Berkeley Lab's ultraclean combustion technology for electricity generation

An experimental gas turbine simulator equipped with an ultra-low-emissions combustion technology called LSI was tested successfully using pure hydrogen as a fuel—a milestone that indicates a potential to help eliminate millions of tons of carbon dioxide and thousands of tons of NOx from power plants each year.

12/01/2007


An experimental gas turbine simulator equipped with an ultra-low-emissions combustion technology called LSI was tested successfully using pure hydrogen as a fuel—a milestone that indicates a potential to help eliminate millions of tons of carbon dioxide and thousands of tons of NOx from power plants each year.

The LSI (low-swirl injector) technology, developed by Robert Cheng of the U.S. Dept. of Energy's Lawrence Berkeley National Laboratory, won a 2007 R&D 100 award from R&D magazine as one of the year's top 100 new technologies.

The LSI holds great promise for its near-zero emissions of nitrogen oxides, gases that are emitted during the combustion of fuels such as natural gas during the production of electricity.

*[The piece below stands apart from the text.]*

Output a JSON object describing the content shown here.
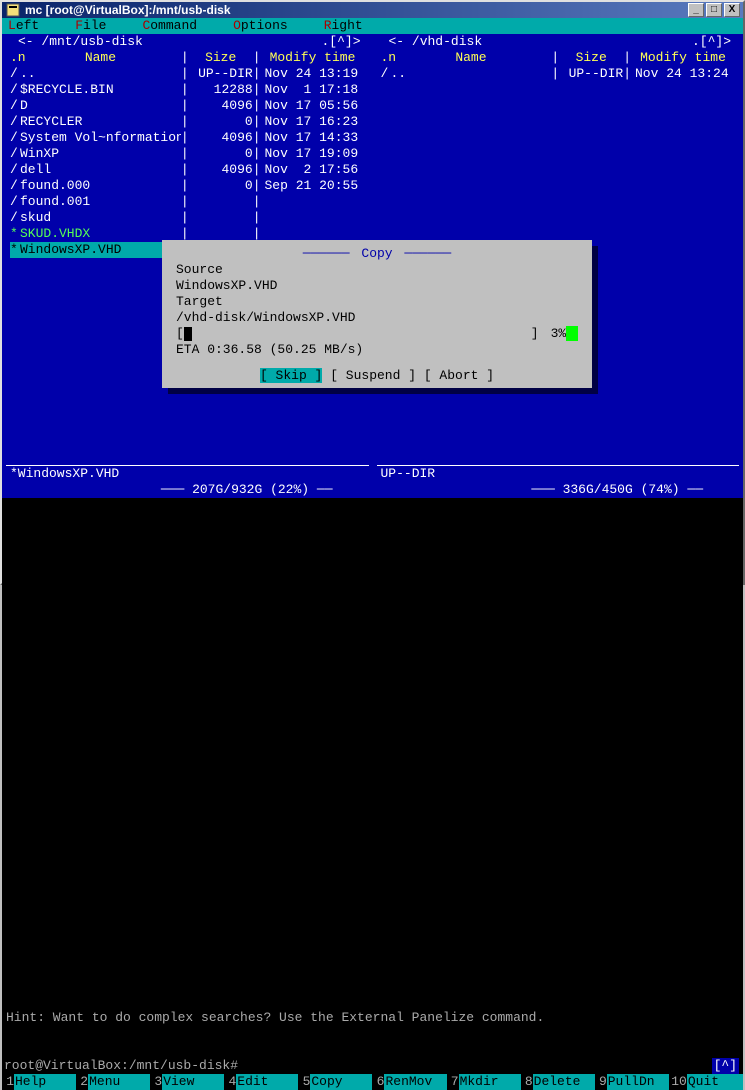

Nitrogen oxides, or NOx, are greenhouse gases as well as components of smog.

The DOE's Office of Electricity Delivery and Energy Reliability initially funded the development of the LSI for use in industrial gas turbines for on-site electricity production. The purpose of this research was to develop a natural gas-burning turbine using the LSI's ability to substantially reduce NOx emissions.

Cheng, Berkeley Lab colleague David Littlejohn, and Kenneth Smith and Wazeem Nazeer from Solar Turbines Inc. of San Diego adapted the low-swirl injector technology to a gas turbine that produces about seven megawatts of electricity.

“This is a kind of rocket science,” says Cheng, who notes that these turbines, which are being used to produce electricity by burning gaseous fuels, are similar in operating principle to turbines that propel jet airplanes.





Consulting-Specifying Engineer's Product of the Year (POY) contest is the premier award for new products in the HVAC, fire, electrical, and...
Consulting-Specifying Engineer magazine is dedicated to encouraging and recognizing the most talented young individuals...
The MEP Giants program lists the top mechanical, electrical, plumbing, and fire protection engineering firms in the United States.
Boiler basics; 2017 Product of the Year winners; Manufacturing facilities Q&A; Building integration; Piping and pumping systems
2017 MEP Giants; Mergers and acquisitions report; ASHRAE 62.1; LEED v4 updates and tips; Understanding overcurrent protection
Integrating electrical and HVAC for energy efficiency; Mixed-use buildings; ASHRAE 90.4; Wireless fire alarms assessment and challenges
Power system design for high-performance buildings; mitigating arc flash hazards
Transformers; Electrical system design; Selecting and sizing transformers; Grounded and ungrounded system design, Paralleling generator systems
Commissioning electrical systems; Designing emergency and standby generator systems; VFDs in high-performance buildings
As brand protection manager for Eaton’s Electrical Sector, Tom Grace oversees counterfeit awareness...
Amara Rozgus is chief editor and content manager of Consulting-Specifier Engineer magazine.
IEEE power industry experts bring their combined experience in the electrical power industry...
Michael Heinsdorf, P.E., LEED AP, CDT is an Engineering Specification Writer at ARCOM MasterSpec.
Automation Engineer; Wood Group
System Integrator; Cross Integrated Systems Group
Fire & Life Safety Engineer; Technip USA Inc.
This course focuses on climate analysis, appropriateness of cooling system selection, and combining cooling systems.
This course will help identify and reveal electrical hazards and identify the solutions to implementing and maintaining a safe work environment.
This course explains how maintaining power and communication systems through emergency power-generation systems is critical.
click me